IG tells FAA to rethink telecom program
Agency told to develop a new schedule and consider terminating the FTI program
- By Aliya Sternstein
- May 08, 2006
An inspector general has directed the Federal Aviation Administration to reconsider continuing a telecommunications project that is behind schedule and not living up to expectations. Although the project has faltered, it is unclear why, or how other agencies could avoid making the same mistakes.
An IG report released last week recommends that the FAA’s program office develop a new schedule and decide whether to alter or terminate the FAA Telecommunications Infrastructure program.
FTI’s purpose is to replace existing systems that let air traffic controllers communicate with pilots. It is supposed to reduce operating costs by consolidating multiple telecom networks into one operated by Harris. The FAA had planned to complete the consolidation by December 2007.
But the program, which the IG has designated as high risk, will likely miss its deadline and fail to deliver the anticipated cost savings, the audit states. FTI is more likely to be completed by November 2009, according to the report, which also states that a projected $102 million in cost savings for fiscal 2006 will not materialize unless FAA managers accelerate the transition to the new system almost tenfold.
Theodore Alves, the Transportation Department’s principal assistant IG for auditing and evaluation, issued the final audit report after a lengthy investigation. The FAA awarded a performance-based contract for the project to Harris in July 2002. The agency is still paying MCI, now known as Verizon Business, to use an older system while Harris builds and installs the new one.
Each year of delay beyond the December 2007 target could increase the agency’s telecom costs by $100 million a year as it pays for the new network and for maintaining the old one, Alves’ report states, citing a Mitre analysis.
Harris officials said that the company will complete its portion of the project on time.
The FAA saves money only when the agency disconnects its older circuits, which it has been slow to do, the IG report notes.
The audit does not focus on safety concerns or complaints about the FTI architecture. However, the report does discuss one particular episode. Last fall, a radar outage at O’Hare International Airport in Chicago occurred during a switchover to FTI.
The loss of radar operations happened when Harris subcontractors attempted to shift phone circuits carrying radar data to FTI circuits. No backup system was available because the FAA had eliminated that requirement to speed FTI site acceptance, officials at Professional Airways Systems Specialists, an FAA employee union, said at the time.

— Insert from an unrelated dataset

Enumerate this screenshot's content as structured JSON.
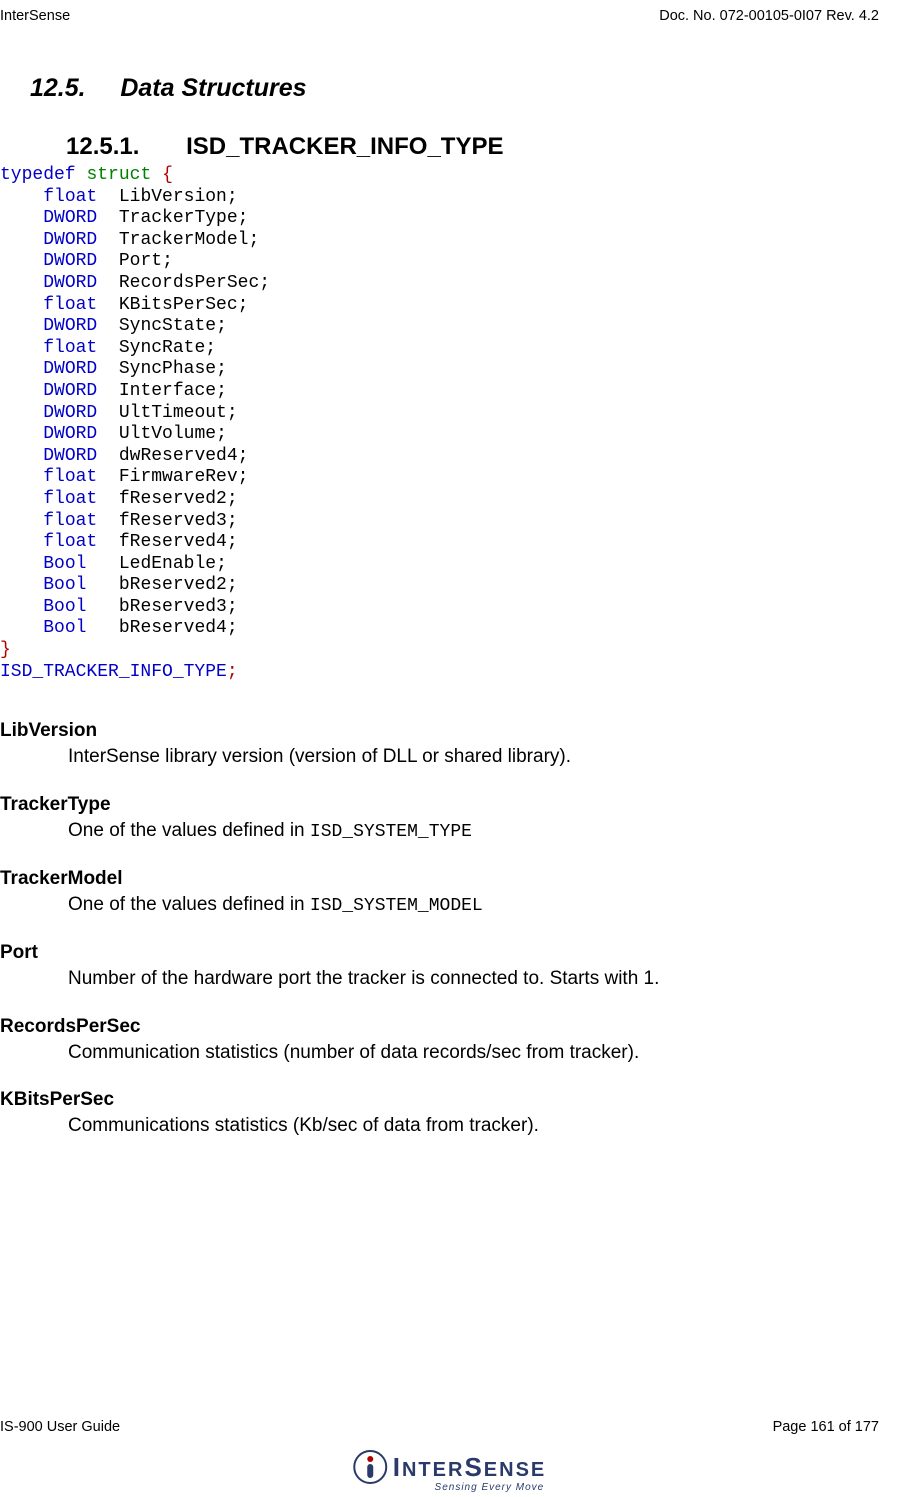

To avoid a similar episode, the FAA must validate requirements with regional officials before transitioning services from older networks to FTI, according to the new IG report.
Government sources said the FAA must stop certain activation activities until the program office and regional sites validate the requirements. However, Harris can proceed to deliver equipment as previously planned.
Last week, FAA spokeswoman Tammy Jones said the program office does not have to halt transitioning to FTI services. “The FAA has an extensive pipeline of validated service requirements to put into the provisioning process, and so there is no need to stop the transition to perform service validation,” she said.
Office of IG officials have not publicly announced whether they will conduct a follow-up audit of FTI.
To account for delays so far, the FAA will have to exercise a one-year option in its existing contract with Verizon Business and may need to retain Verizon’s services longer than that extra year.
In response to a draft of the report, FAA officials stated that they intend to take a number of program management actions to gain control over the FTI transition. Overall, FAA agreed or partially agreed with all of the IG’s recommendations.
Left unanswered in the IG report is the question of how the program went awry. “They are trying to fix the problem with these recommendations, but they are not doing a good job of explaining the problem,” said Warren Suss, president of Suss Consulting. “If this can happen for FAA, with all of their smarts and all of their engineering talent and all of their oversight, it seems like this can happen to anyone.”